CASE OF VICTOR J.
Until the age of three, Victor J, a seven-year-old boy had evidenced no unusual fear of thunderstorms. At that time, however, an early teenage lad was brought into the home for foster care. He and his mother, now deceased, had spent a number of years as Japanese prisoners of war and, as a result of his war experiences, the boy had become highly neurotic and subject to numerous fears.
During his initial months in the foster home, the ex-internee showed almost uncontrollable terror during an actual storm, or even when one threatened. Gradually his apprehension was communicated to the younger child. Victor’s lack of fear was replaced by much the same terror manifested by the foster brother.
Two additional incidents contributed to the smaller child’s attitude. One evening the mother, during a violent wind and rain storm, had opened the door to the carport, preparatory to going outside to secure some porch furniture. A strong gust of wind jerked the door out of her hand, caused her to slip on some wet concrete and, thus unbalanced, she was thrown under the car parked in the carport. The little boy began to scream with terror. It was very difficult to quiet him and assure him that his mother was uninjured.
Some time later, Victor and his father were out driving when a sudden desert duststorm arose, making visibility nonexistent. The father was forced to stop the car and park at the side of the road, as a safety measure. The wind rocked the car noticeably as the two sat in it, unable to see out, waiting out the storm. Following this episode, the child’s fears intensified.
The parents had tried numerous measures in an effort to reassure him. They had quietly talked to him about the necessity for rain and what it meant, especially on the desert. He had had stories about rain read to him, and had been taught poetry about rain, wind, and storms. Although he enjoyed the rhythm of the poems and retained the content of the stories, his apprehension did not noticeably decrease. He insisted that the curtains be drawn when there was rain, or tven an indication of rain, and he often asked to be put to bed, where he huddled fearfully under the covers.

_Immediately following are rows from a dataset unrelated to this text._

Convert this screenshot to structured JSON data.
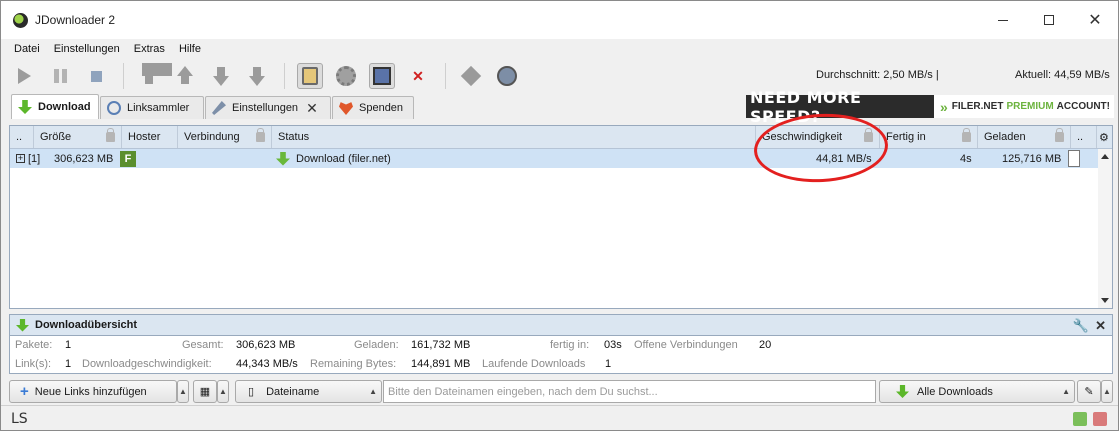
{
  "window": {
    "title": "JDownloader 2"
  },
  "menu": [
    "Datei",
    "Einstellungen",
    "Extras",
    "Hilfe"
  ],
  "toolbar": {
    "avg_speed": "Durchschnitt: 2,50 MB/s |",
    "current_speed": "Aktuell: 44,59 MB/s"
  },
  "tabs": [
    {
      "label": "Download",
      "icon": "download-icon",
      "active": true
    },
    {
      "label": "Linksammler",
      "icon": "link-collector-icon"
    },
    {
      "label": "Einstellungen",
      "icon": "tools-icon",
      "closable": true
    },
    {
      "label": "Spenden",
      "icon": "heart-icon"
    }
  ],
  "banner": {
    "left": "NEED MORE SPEED?",
    "brand": "FILER.NET",
    "accent": "PREMIUM",
    "right": "ACCOUNT!"
  },
  "table": {
    "columns": [
      "..",
      "Größe",
      "Hoster",
      "Verbindung",
      "Status",
      "Geschwindigkeit",
      "Fertig in",
      "Geladen",
      ".."
    ],
    "row": {
      "index": "[1]",
      "size": "306,623 MB",
      "hoster_badge": "F",
      "status": "Download (filer.net)",
      "speed": "44,81 MB/s",
      "eta": "4s",
      "loaded": "125,716 MB"
    }
  },
  "overview": {
    "title": "Downloadübersicht",
    "packages_label": "Pakete:",
    "packages": "1",
    "total_label": "Gesamt:",
    "total": "306,623 MB",
    "loaded_label": "Geladen:",
    "loaded": "161,732 MB",
    "done_label": "fertig in:",
    "done": "03s",
    "open_conn_label": "Offene Verbindungen",
    "open_conn": "20",
    "links_label": "Link(s):",
    "links": "1",
    "dl_speed_label": "Downloadgeschwindigkeit:",
    "dl_speed": "44,343 MB/s",
    "remaining_label": "Remaining Bytes:",
    "remaining": "144,891 MB",
    "running_label": "Laufende Downloads",
    "running": "1"
  },
  "bottom": {
    "add_links": "Neue Links hinzufügen",
    "sort_field": "Dateiname",
    "search_placeholder": "Bitte den Dateinamen eingeben, nach dem Du suchst...",
    "filter": "Alle Downloads"
  },
  "statusbar": {
    "left": "LS"
  },
  "colors": {
    "accent": "#dbe6f1",
    "selection": "#cfe2f5",
    "annotation": "#e3201f",
    "green": "#5cb72a"
  }
}
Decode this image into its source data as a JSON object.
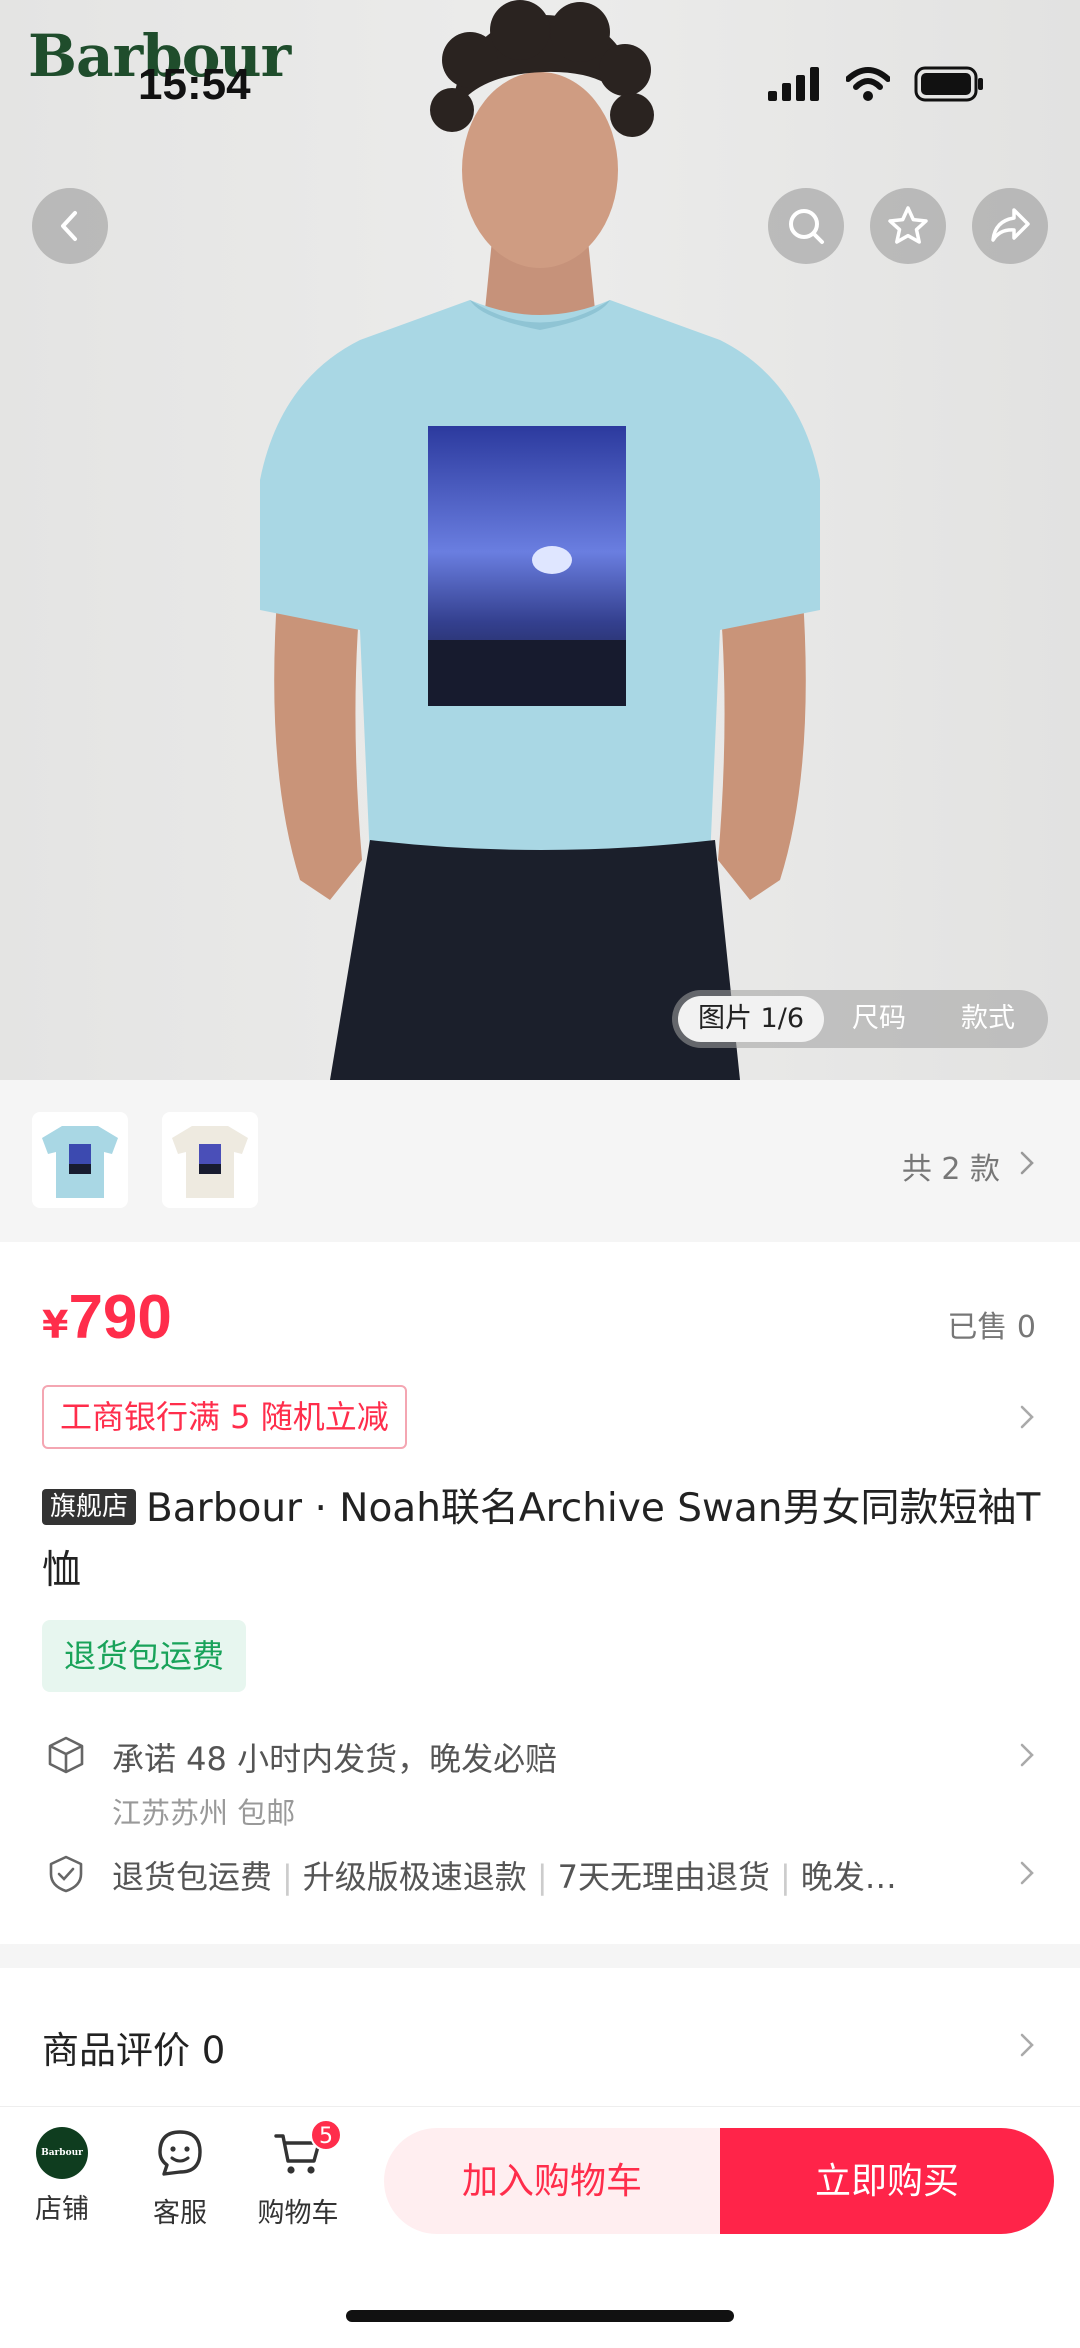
{
  "status_bar": {
    "time": "15:54"
  },
  "brand": {
    "logo_text": "Barbour"
  },
  "top_actions": {
    "back_icon": "chevron-left-icon",
    "search_icon": "search-icon",
    "favorite_icon": "star-icon",
    "share_icon": "share-icon"
  },
  "media": {
    "tabs": [
      {
        "label": "图片 1/6",
        "active": true
      },
      {
        "label": "尺码"
      },
      {
        "label": "款式"
      }
    ]
  },
  "variants": {
    "count_label": "共 2 款",
    "thumbs": [
      "light-blue",
      "cream"
    ]
  },
  "price": {
    "currency": "¥",
    "value": "790"
  },
  "sold": "已售 0",
  "promo": "工商银行满 5 随机立减",
  "title": {
    "badge": "旗舰店",
    "text": "Barbour · Noah联名Archive Swan男女同款短袖T恤"
  },
  "return_tag": "退货包运费",
  "services": [
    {
      "icon": "box-icon",
      "text": "承诺 48 小时内发货，晚发必赔",
      "sub": "江苏苏州 包邮"
    },
    {
      "icon": "shield-check-icon",
      "items": [
        "退货包运费",
        "升级版极速退款",
        "7天无理由退货",
        "晚发…"
      ]
    }
  ],
  "reviews": {
    "label": "商品评价 0"
  },
  "bottom_bar": {
    "store": {
      "label": "店铺",
      "avatar_text": "Barbour"
    },
    "service": {
      "label": "客服"
    },
    "cart": {
      "label": "购物车",
      "badge": "5"
    },
    "add_to_cart": "加入购物车",
    "buy_now": "立即购买"
  },
  "colors": {
    "accent": "#ff2d4b",
    "brand_green": "#1f4d2c",
    "tag_green": "#19a35a",
    "shirt": "#a9d7e4"
  }
}
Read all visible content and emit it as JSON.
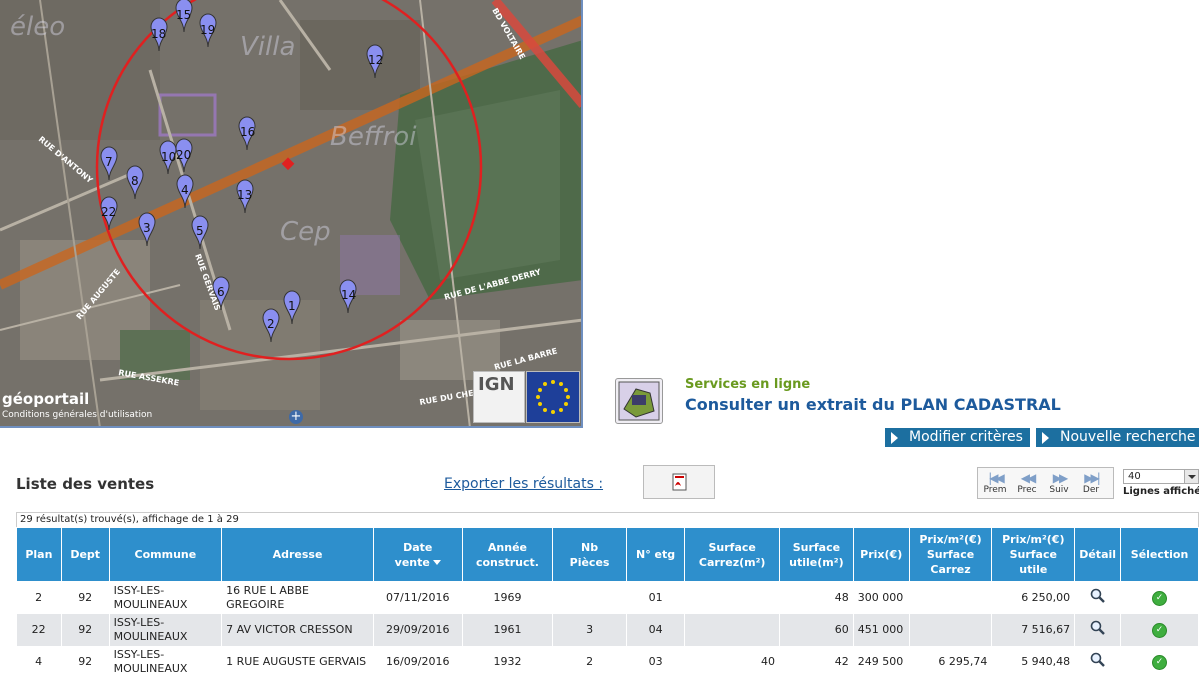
{
  "map": {
    "logo_text": "géoportail",
    "terms": "Conditions générales d'utilisation",
    "ign_label": "IGN",
    "zoom_plus": "+",
    "pins": [
      "15",
      "18",
      "19",
      "12",
      "16",
      "10",
      "20",
      "7",
      "8",
      "4",
      "13",
      "22",
      "3",
      "5",
      "6",
      "1",
      "14",
      "2"
    ],
    "road_labels": [
      "BD VOLTAIRE",
      "RUE D'ANTONY",
      "RUE AUGUSTE",
      "RUE DE L'ABBE DERRY",
      "RUE LA BARRE",
      "RUE ASSEKRE",
      "RUE DU CHEV",
      "RUE GERVAIS"
    ],
    "big_labels": [
      "éleo",
      "Beffroi",
      "Villa",
      "Cep"
    ]
  },
  "services": {
    "label": "Services en ligne",
    "link": "Consulter un extrait du PLAN CADASTRAL",
    "icon": "cadastre-map-icon"
  },
  "actions": {
    "modify": "Modifier critères",
    "new_search": "Nouvelle recherche"
  },
  "list": {
    "title": "Liste des ventes",
    "export_label": "Exporter les résultats :",
    "export_icon": "pdf-icon",
    "result_count": "29 résultat(s) trouvé(s), affichage de 1 à 29"
  },
  "pager": {
    "first": "Prem",
    "prev": "Prec",
    "next": "Suiv",
    "last": "Der",
    "lines_value": "40",
    "lines_label": "Lignes affichées"
  },
  "table": {
    "headers": {
      "plan": "Plan",
      "dept": "Dept",
      "commune": "Commune",
      "adresse": "Adresse",
      "date_l1": "Date",
      "date_l2": "vente",
      "annee_l1": "Année",
      "annee_l2": "construct.",
      "pieces_l1": "Nb",
      "pieces_l2": "Pièces",
      "etage": "N° etg",
      "carrez_l1": "Surface",
      "carrez_l2": "Carrez(m²)",
      "utile_l1": "Surface",
      "utile_l2": "utile(m²)",
      "prix": "Prix(€)",
      "pm2c_l1": "Prix/m²(€)",
      "pm2c_l2": "Surface",
      "pm2c_l3": "Carrez",
      "pm2u_l1": "Prix/m²(€)",
      "pm2u_l2": "Surface",
      "pm2u_l3": "utile",
      "detail": "Détail",
      "selection": "Sélection"
    },
    "rows": [
      {
        "plan": "2",
        "dept": "92",
        "commune_l1": "ISSY-LES-",
        "commune_l2": "MOULINEAUX",
        "adresse": "16 RUE L ABBE GREGOIRE",
        "date": "07/11/2016",
        "annee": "1969",
        "pieces": "",
        "etage": "01",
        "carrez": "",
        "utile": "48",
        "prix": "300 000",
        "pm2c": "",
        "pm2u": "6 250,00"
      },
      {
        "plan": "22",
        "dept": "92",
        "commune_l1": "ISSY-LES-",
        "commune_l2": "MOULINEAUX",
        "adresse": "7 AV VICTOR CRESSON",
        "date": "29/09/2016",
        "annee": "1961",
        "pieces": "3",
        "etage": "04",
        "carrez": "",
        "utile": "60",
        "prix": "451 000",
        "pm2c": "",
        "pm2u": "7 516,67"
      },
      {
        "plan": "4",
        "dept": "92",
        "commune_l1": "ISSY-LES-",
        "commune_l2": "MOULINEAUX",
        "adresse": "1 RUE AUGUSTE GERVAIS",
        "date": "16/09/2016",
        "annee": "1932",
        "pieces": "2",
        "etage": "03",
        "carrez": "40",
        "utile": "42",
        "prix": "249 500",
        "pm2c": "6 295,74",
        "pm2u": "5 940,48"
      }
    ]
  }
}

The psychiatrist who was consulted had known the family socially over a long period and consequently many of their family traditions and practices were familiar to him. He was aware that the child still retained his belief in Santa Claus; it was the practice of the parents, from time to time throughout the year, to give the child small presents, crediting Santa Claus with having brought them. When the parents came into the office about the problem, the psychiatrist advised the parents to continue their practice of discussing with the child the need of flowers, grass, trees, and the earth for rain, and of teaching him poems about rain, but he suggested that they also tell Victor it was just possible Santa Claus might leave him a gift if the thunder became loud enough. The little boy was also seen in consultation and was told earnestly and emphatically that Santa Claus would probably have a surprise for him the next time it rained.
The child listened most attentively. When the next storm occurred, he was induced to peer out between the slightly parted curtains from time to time, to check on the brightness of the lightning, the loudness of the thunder, and the volume of the rainfall. He was persuaded to listen expectantly for each thunderclap, to determine whether, in his own mind, the noise was loud enough. He was also given pennies for each flash of lightning that he counted. He went to bed happily, in anticipation of Santa Claus’ visit, and was delighted to find the promised gift the next morning.
A little later the parents reported that Victor had spontaneously begun to ask when it might rain again and whether, because of the rain, Santa might not use a boat instead of his customary sled.
He was seen casually on a number of social occasions and comments were made reinforcing the association of Santa Claus with storms.